- Break an egg into a small bowl, add 1tsp of cream or milk and whisk together. This is the egg wash.
- Take the first cutout and with a pastry brush, dipped in egg wash, brush both sides of the circle. Place the circle on to the edge of the tart. The centre of the circle should be in contact with the edge of the tart. Continue, using the same egg wash method and placing the 2nd circle so that just overlaps the first disc.
- Keep going until the whole perimeter of the tart case is covered. I used 22 pastry discs. The number you need will depend on the size of your tart, how much the discs overlap and other variables.
- Finally, when the decorations are in place, pour any leftover egg wash into the tart.

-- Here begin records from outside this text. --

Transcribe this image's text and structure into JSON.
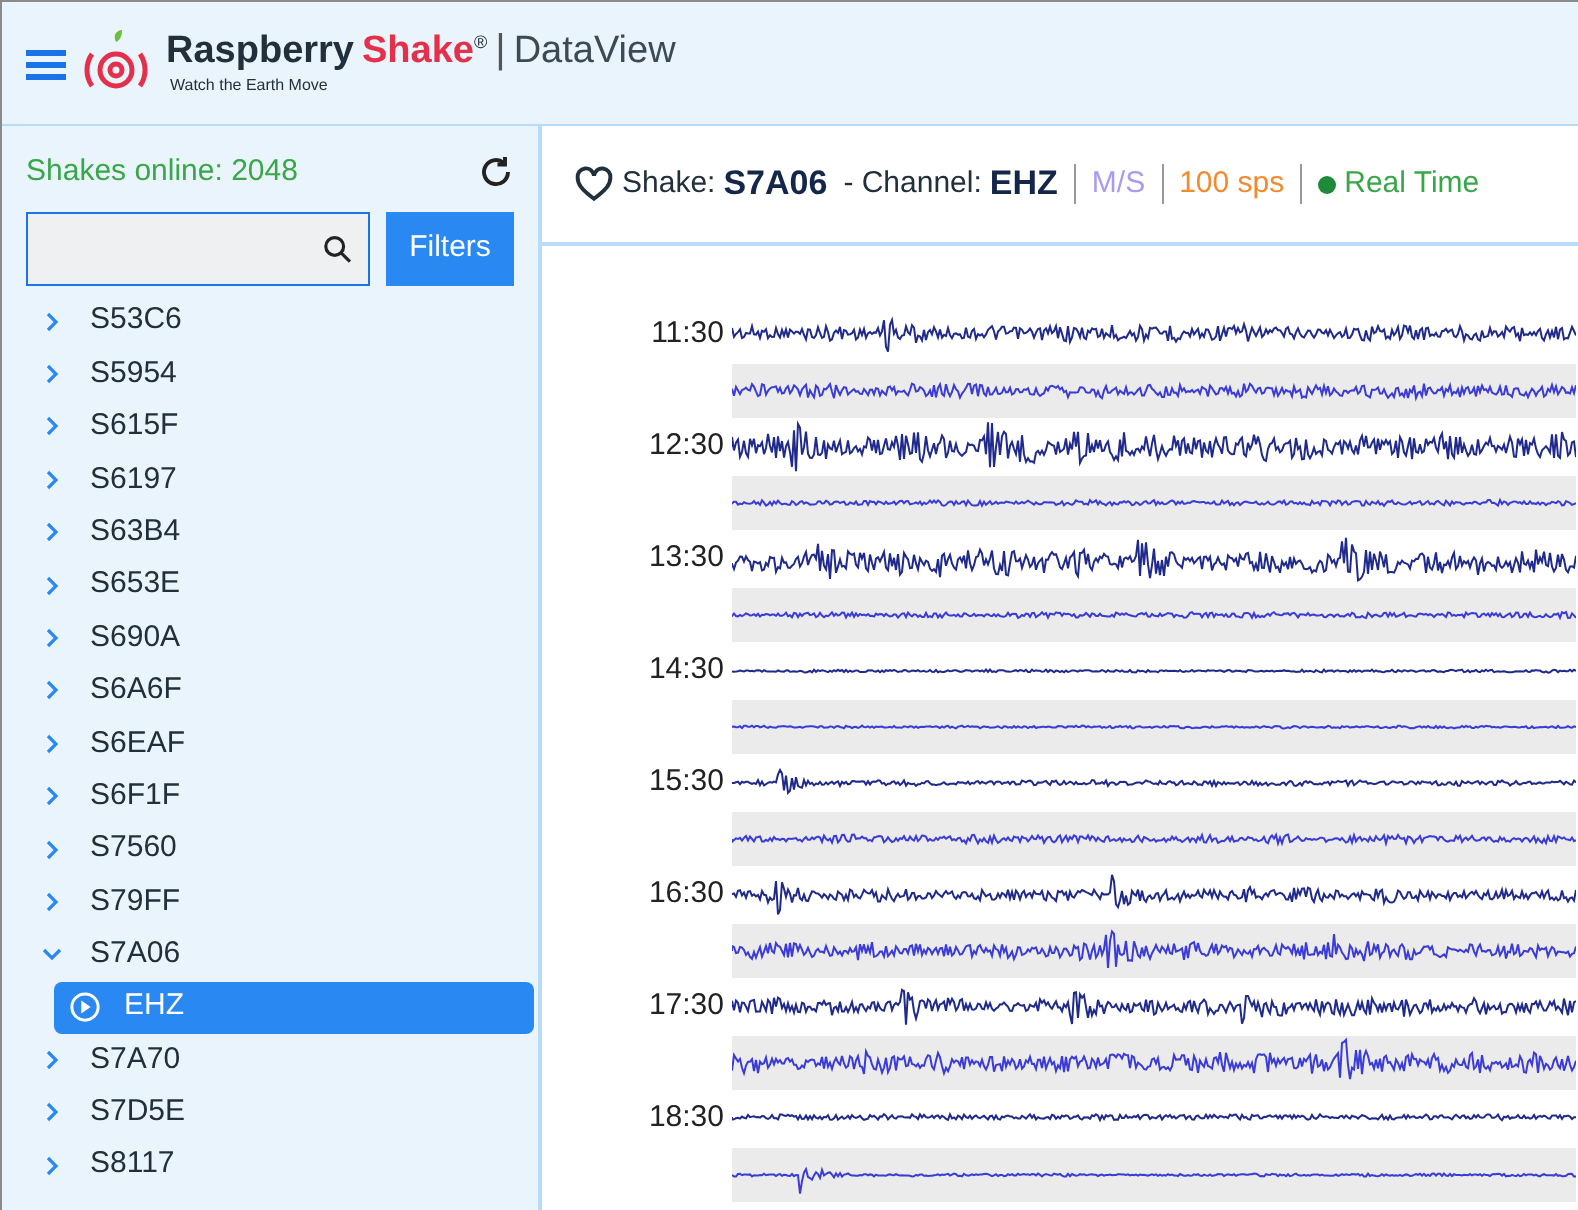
{
  "header": {
    "brand_main": "Raspberry",
    "brand_accent": "Shake",
    "brand_mark": "®",
    "separator": "|",
    "app_name": "DataView",
    "tagline": "Watch the Earth Move"
  },
  "sidebar": {
    "online": "Shakes online: 2048",
    "filters_button": "Filters",
    "items": [
      {
        "label": "S53C6",
        "expanded": false
      },
      {
        "label": "S5954",
        "expanded": false
      },
      {
        "label": "S615F",
        "expanded": false
      },
      {
        "label": "S6197",
        "expanded": false
      },
      {
        "label": "S63B4",
        "expanded": false
      },
      {
        "label": "S653E",
        "expanded": false
      },
      {
        "label": "S690A",
        "expanded": false
      },
      {
        "label": "S6A6F",
        "expanded": false
      },
      {
        "label": "S6EAF",
        "expanded": false
      },
      {
        "label": "S6F1F",
        "expanded": false
      },
      {
        "label": "S7560",
        "expanded": false
      },
      {
        "label": "S79FF",
        "expanded": false
      },
      {
        "label": "S7A06",
        "expanded": true,
        "children": [
          {
            "label": "EHZ",
            "selected": true
          }
        ]
      },
      {
        "label": "S7A70",
        "expanded": false
      },
      {
        "label": "S7D5E",
        "expanded": false
      },
      {
        "label": "S8117",
        "expanded": false
      }
    ]
  },
  "channel_bar": {
    "shake_label": "Shake:",
    "shake": "S7A06",
    "channel_label": "- Channel:",
    "channel": "EHZ",
    "unit": "M/S",
    "rate": "100 sps",
    "mode": "Real Time",
    "live": true
  },
  "helicorder": {
    "time_labels": [
      "11:30",
      "12:30",
      "13:30",
      "14:30",
      "15:30",
      "16:30",
      "17:30",
      "18:30"
    ]
  }
}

As long as there is room.
Baking the tart
- Place the tart carefully into the centre of the oven and bake for 40-50 minutes. The tart is baked when there is no wobble in the centre, the filling has set and the egg custard is golden.
- When fully baked remove the tart from the oven and allow to cool before removing from the loose bottom tart tin.
This tart is delicious served warm for lunch or dinner, Also is is very tasty eaten cold or at room temperature, making it ideal for summer picnics and buffets.
It will keep for up to 3 days, stored in a container or, wrapped in cling film and kept in the fridge.
If you have enjoyed this recipe For Walnut Pastry Crust Leek Stilton Tart you may also like these:
Homemade quiche and tarts taste a million times better than most shop bought varieties available. Seasoning, ingredients and indeed the pastry can all be tailored to our own personal tastes. While I haven’t taken on the challenge of Filo Pastry yet, shortcrust is incredibly easy, see Perfect Butter Shortcrust Pastry.
Whether served with a jacket potato and salad for a substantial meal, or grabbing a slice to eat whilst on the go, tarts and quiches are easy to make. They are also very satisfying to eat.
Do you have a favourite flavour combination for quiches and tarts?
Whatever you are making, baking and creating in your kitchens, have fun.